**Work instruction:** Where the word "screenshot" shows up in the entries below, please copy the whole line.

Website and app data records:
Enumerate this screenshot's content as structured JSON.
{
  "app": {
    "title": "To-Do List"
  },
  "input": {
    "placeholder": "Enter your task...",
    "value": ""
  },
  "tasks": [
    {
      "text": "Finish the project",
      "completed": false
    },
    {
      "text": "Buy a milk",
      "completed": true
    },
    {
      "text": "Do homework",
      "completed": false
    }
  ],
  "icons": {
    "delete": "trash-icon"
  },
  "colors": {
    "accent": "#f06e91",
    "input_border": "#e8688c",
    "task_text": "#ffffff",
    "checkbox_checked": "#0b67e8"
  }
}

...

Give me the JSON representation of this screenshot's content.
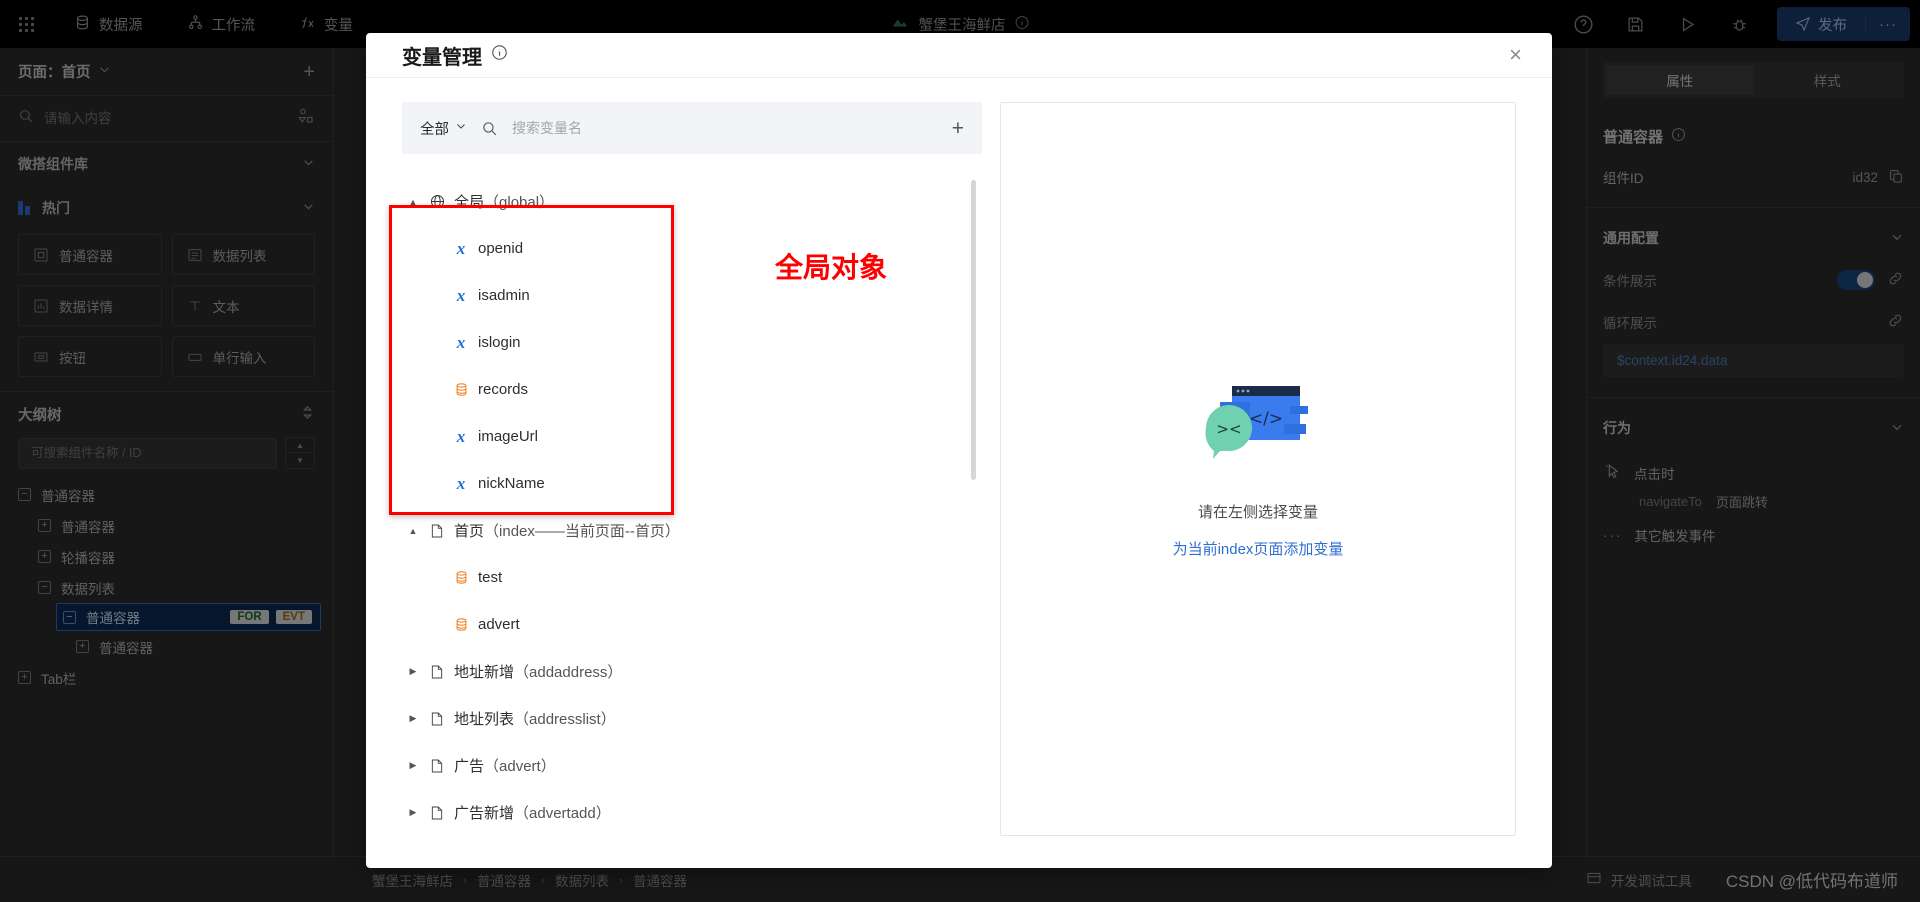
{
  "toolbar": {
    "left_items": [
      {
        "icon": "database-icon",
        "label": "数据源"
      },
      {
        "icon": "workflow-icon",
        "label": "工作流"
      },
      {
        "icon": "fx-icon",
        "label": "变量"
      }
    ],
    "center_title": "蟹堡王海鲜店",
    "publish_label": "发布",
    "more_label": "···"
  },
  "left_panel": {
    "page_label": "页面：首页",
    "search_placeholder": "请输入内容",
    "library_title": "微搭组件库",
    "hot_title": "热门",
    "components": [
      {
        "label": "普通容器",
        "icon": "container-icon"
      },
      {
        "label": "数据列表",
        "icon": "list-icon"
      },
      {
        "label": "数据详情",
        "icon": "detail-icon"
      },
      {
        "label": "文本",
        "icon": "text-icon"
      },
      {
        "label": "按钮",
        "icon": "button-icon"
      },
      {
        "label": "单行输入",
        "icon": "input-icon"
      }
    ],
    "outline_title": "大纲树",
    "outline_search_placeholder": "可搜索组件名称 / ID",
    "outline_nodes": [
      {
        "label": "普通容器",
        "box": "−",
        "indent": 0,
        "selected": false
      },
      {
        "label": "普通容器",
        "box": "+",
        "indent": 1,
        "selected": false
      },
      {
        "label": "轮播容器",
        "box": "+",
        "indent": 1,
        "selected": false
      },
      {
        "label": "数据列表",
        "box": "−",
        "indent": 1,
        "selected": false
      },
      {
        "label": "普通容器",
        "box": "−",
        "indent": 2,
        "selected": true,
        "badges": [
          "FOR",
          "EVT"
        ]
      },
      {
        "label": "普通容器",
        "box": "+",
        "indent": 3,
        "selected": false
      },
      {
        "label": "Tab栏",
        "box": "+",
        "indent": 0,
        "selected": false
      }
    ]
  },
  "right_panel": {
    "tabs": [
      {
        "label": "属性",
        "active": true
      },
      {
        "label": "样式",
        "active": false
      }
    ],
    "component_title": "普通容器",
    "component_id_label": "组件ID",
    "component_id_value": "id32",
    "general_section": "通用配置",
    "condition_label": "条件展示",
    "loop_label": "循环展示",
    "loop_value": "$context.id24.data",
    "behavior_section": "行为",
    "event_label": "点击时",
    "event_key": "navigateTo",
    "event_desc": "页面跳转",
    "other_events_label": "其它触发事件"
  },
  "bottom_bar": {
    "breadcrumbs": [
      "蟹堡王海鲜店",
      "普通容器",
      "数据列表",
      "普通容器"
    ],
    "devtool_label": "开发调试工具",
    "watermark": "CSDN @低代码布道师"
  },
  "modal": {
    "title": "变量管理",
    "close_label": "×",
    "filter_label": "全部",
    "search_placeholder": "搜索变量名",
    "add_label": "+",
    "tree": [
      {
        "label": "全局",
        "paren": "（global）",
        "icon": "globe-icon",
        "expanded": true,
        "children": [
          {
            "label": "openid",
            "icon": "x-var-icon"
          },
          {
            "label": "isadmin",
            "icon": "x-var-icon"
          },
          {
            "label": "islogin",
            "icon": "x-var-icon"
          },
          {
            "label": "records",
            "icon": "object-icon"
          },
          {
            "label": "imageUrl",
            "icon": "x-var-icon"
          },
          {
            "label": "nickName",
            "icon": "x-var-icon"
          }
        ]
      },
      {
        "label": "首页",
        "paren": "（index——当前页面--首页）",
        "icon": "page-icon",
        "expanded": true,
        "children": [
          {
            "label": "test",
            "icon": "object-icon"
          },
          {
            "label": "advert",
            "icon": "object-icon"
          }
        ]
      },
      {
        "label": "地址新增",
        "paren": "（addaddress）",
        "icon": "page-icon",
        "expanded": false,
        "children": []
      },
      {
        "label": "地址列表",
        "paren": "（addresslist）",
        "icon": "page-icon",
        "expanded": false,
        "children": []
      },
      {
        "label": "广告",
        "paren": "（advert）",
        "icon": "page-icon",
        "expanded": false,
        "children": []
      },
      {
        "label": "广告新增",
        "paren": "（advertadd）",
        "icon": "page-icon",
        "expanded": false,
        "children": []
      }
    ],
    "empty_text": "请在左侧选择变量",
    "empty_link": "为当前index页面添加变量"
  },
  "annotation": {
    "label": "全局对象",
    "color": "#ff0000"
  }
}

**Your solution:**
Enumerate this screenshot's content as structured JSON.
Give me the JSON representation of this screenshot's content.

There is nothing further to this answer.